Data shown >>
====

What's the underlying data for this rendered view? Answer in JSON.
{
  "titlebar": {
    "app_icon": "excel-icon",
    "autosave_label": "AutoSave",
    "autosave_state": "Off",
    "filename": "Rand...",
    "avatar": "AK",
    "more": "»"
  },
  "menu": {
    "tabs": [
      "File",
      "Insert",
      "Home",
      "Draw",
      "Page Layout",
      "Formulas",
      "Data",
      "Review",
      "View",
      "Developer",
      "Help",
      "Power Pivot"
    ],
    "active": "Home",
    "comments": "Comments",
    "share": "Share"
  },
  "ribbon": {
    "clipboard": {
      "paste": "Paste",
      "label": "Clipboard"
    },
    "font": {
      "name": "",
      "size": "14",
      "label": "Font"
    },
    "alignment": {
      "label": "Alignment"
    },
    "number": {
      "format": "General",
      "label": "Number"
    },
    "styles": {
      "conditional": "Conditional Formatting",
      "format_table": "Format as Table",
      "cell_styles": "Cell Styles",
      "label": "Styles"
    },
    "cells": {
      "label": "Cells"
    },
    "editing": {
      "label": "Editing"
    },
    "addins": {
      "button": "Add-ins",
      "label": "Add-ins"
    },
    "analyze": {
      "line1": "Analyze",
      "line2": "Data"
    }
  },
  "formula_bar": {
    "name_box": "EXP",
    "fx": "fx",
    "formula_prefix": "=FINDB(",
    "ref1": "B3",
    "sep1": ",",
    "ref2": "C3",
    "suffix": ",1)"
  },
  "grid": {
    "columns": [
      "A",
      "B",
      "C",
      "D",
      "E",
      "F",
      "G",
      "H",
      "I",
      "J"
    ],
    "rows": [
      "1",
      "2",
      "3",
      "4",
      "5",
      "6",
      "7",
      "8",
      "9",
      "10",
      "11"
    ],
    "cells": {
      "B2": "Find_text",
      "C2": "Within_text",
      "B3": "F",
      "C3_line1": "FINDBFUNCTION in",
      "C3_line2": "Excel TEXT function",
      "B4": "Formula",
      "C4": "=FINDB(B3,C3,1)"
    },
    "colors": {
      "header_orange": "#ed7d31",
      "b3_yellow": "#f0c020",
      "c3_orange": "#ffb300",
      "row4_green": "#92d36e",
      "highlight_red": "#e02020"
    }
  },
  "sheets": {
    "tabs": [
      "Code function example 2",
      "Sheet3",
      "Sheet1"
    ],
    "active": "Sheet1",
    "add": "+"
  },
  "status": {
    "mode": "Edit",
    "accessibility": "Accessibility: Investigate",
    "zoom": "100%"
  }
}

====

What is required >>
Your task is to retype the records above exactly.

Completed exercise >>
What's the underlying data for this rendered view? Answer in JSON.
{
  "titlebar": {
    "app_icon": "excel-icon",
    "autosave_label": "AutoSave",
    "autosave_state": "Off",
    "filename": "Rand...",
    "avatar": "AK",
    "more": "»"
  },
  "menu": {
    "tabs": [
      "File",
      "Insert",
      "Home",
      "Draw",
      "Page Layout",
      "Formulas",
      "Data",
      "Review",
      "View",
      "Developer",
      "Help",
      "Power Pivot"
    ],
    "active": "Home",
    "comments": "Comments",
    "share": "Share"
  },
  "ribbon": {
    "clipboard": {
      "paste": "Paste",
      "label": "Clipboard"
    },
    "font": {
      "name": "",
      "size": "14",
      "label": "Font"
    },
    "alignment": {
      "label": "Alignment"
    },
    "number": {
      "format": "General",
      "label": "Number"
    },
    "styles": {
      "conditional": "Conditional Formatting",
      "format_table": "Format as Table",
      "cell_styles": "Cell Styles",
      "label": "Styles"
    },
    "cells": {
      "label": "Cells"
    },
    "editing": {
      "label": "Editing"
    },
    "addins": {
      "button": "Add-ins",
      "label": "Add-ins"
    },
    "analyze": {
      "line1": "Analyze",
      "line2": "Data"
    }
  },
  "formula_bar": {
    "name_box": "EXP",
    "fx": "fx",
    "formula_prefix": "=FINDB(",
    "ref1": "B3",
    "sep1": ",",
    "ref2": "C3",
    "suffix": ",1)"
  },
  "grid": {
    "columns": [
      "A",
      "B",
      "C",
      "D",
      "E",
      "F",
      "G",
      "H",
      "I",
      "J"
    ],
    "rows": [
      "1",
      "2",
      "3",
      "4",
      "5",
      "6",
      "7",
      "8",
      "9",
      "10",
      "11"
    ],
    "cells": {
      "B2": "Find_text",
      "C2": "Within_text",
      "B3": "F",
      "C3_line1": "FINDBFUNCTION in",
      "C3_line2": "Excel TEXT function",
      "B4": "Formula",
      "C4": "=FINDB(B3,C3,1)"
    },
    "colors": {
      "header_orange": "#ed7d31",
      "b3_yellow": "#f0c020",
      "c3_orange": "#ffb300",
      "row4_green": "#92d36e",
      "highlight_red": "#e02020"
    }
  },
  "sheets": {
    "tabs": [
      "Code function example 2",
      "Sheet3",
      "Sheet1"
    ],
    "active": "Sheet1",
    "add": "+"
  },
  "status": {
    "mode": "Edit",
    "accessibility": "Accessibility: Investigate",
    "zoom": "100%"
  }
}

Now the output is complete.